Exercise objective: With the records below as input, work out how many lines include the word "Engineering". Give only the number.

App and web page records
= Beginning of Section =

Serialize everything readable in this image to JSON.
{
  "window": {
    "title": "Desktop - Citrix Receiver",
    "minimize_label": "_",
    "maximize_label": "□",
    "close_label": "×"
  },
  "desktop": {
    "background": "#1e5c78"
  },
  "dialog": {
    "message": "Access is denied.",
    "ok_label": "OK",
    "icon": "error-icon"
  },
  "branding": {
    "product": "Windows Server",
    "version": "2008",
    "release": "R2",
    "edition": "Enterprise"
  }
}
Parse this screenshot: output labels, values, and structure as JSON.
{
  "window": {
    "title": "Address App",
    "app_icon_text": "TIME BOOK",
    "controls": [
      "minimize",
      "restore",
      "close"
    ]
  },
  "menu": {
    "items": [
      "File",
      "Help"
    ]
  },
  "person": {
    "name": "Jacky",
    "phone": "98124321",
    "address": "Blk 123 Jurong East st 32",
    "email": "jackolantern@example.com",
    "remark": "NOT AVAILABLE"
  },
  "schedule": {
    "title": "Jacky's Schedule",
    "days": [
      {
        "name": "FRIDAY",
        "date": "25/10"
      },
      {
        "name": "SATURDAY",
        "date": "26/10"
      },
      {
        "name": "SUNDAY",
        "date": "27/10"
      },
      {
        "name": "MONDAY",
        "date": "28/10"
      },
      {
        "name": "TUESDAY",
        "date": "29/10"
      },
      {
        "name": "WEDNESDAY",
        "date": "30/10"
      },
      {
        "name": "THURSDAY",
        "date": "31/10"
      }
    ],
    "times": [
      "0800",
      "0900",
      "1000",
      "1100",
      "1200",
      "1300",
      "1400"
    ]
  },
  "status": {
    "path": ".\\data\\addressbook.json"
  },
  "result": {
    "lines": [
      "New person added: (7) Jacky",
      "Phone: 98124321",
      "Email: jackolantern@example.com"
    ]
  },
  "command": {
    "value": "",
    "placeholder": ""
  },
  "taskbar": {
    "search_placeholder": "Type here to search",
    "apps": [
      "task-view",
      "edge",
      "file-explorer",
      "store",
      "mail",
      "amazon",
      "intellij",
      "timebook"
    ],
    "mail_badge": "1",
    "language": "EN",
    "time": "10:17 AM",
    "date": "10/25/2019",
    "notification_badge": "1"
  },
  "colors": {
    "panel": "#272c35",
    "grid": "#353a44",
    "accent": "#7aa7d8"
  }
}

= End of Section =
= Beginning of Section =

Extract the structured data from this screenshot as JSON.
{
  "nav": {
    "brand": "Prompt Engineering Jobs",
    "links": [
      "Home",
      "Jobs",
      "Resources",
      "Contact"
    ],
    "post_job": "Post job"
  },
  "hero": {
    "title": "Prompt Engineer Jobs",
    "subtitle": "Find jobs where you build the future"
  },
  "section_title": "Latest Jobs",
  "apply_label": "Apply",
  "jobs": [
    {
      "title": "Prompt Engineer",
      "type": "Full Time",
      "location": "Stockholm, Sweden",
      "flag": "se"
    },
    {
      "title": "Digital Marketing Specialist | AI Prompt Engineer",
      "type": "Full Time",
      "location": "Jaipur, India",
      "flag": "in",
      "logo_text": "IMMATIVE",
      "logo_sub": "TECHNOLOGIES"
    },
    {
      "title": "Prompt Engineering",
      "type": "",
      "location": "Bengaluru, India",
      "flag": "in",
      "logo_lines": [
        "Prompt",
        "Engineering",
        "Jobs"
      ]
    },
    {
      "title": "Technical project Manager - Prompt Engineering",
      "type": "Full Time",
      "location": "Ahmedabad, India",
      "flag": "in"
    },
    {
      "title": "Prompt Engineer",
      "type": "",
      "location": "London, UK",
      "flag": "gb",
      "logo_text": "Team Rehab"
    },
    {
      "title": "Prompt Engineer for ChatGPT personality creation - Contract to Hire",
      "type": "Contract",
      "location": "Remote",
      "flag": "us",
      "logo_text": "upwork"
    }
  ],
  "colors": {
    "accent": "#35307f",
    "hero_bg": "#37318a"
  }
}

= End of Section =

Output for this exercise: 4